Top of Entries shown

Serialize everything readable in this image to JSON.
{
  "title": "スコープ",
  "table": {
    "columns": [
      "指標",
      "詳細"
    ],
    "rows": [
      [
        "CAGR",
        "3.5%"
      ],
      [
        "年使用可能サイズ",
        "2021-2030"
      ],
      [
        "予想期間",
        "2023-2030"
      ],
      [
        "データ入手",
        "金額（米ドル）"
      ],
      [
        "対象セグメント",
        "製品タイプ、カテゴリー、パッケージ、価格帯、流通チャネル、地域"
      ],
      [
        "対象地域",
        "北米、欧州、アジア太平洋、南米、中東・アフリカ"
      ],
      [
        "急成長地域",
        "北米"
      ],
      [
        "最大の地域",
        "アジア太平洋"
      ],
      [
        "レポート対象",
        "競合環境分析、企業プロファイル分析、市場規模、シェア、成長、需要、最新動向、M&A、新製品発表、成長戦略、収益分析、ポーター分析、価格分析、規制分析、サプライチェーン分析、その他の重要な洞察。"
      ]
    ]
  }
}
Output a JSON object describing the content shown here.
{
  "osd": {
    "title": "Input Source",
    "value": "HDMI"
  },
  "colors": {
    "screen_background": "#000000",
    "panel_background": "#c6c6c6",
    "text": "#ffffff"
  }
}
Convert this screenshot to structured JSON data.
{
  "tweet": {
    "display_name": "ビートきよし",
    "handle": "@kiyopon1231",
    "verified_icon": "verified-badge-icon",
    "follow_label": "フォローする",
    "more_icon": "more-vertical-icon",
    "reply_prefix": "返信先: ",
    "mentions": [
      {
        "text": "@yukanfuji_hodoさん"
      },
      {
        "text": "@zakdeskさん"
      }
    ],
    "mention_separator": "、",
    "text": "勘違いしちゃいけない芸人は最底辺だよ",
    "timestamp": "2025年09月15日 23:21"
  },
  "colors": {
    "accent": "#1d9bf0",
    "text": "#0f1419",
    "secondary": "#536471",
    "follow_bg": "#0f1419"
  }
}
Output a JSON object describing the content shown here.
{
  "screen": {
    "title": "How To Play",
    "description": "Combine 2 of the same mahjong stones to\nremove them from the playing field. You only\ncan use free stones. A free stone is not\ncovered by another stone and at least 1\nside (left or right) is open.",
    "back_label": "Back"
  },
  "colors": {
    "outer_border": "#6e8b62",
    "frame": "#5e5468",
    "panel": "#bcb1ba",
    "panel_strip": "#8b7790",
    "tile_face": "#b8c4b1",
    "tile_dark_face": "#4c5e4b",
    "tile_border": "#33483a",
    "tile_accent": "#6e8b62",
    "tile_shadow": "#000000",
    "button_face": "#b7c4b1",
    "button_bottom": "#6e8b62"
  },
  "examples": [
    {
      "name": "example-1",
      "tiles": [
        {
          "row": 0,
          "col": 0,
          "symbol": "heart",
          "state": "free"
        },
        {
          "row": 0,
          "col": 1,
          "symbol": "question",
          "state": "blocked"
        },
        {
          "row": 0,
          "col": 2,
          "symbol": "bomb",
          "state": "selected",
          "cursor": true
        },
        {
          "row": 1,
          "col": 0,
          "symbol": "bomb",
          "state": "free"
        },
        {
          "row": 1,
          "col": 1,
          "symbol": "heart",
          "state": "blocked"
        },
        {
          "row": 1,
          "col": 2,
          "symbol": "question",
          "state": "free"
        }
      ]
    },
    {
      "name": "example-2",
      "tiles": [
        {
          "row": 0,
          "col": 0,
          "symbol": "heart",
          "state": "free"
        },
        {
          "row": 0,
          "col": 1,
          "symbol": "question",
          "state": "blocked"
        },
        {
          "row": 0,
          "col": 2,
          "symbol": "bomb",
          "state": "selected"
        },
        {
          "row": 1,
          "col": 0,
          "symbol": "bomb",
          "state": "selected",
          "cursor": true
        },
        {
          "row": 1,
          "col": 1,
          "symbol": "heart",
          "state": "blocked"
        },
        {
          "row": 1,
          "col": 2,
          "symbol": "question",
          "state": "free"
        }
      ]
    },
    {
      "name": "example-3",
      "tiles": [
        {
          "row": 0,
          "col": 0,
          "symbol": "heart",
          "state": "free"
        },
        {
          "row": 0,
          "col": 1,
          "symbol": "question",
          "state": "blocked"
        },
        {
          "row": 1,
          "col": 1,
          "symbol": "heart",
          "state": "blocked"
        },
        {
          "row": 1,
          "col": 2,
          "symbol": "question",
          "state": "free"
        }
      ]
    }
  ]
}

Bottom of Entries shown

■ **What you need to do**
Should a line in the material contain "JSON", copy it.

■ **Written reply**
Serialize everything readable in this image to JSON.
Output a JSON object describing the content shown here.
Convert this screenshot to structured JSON data.
Output a JSON object describing the content shown here.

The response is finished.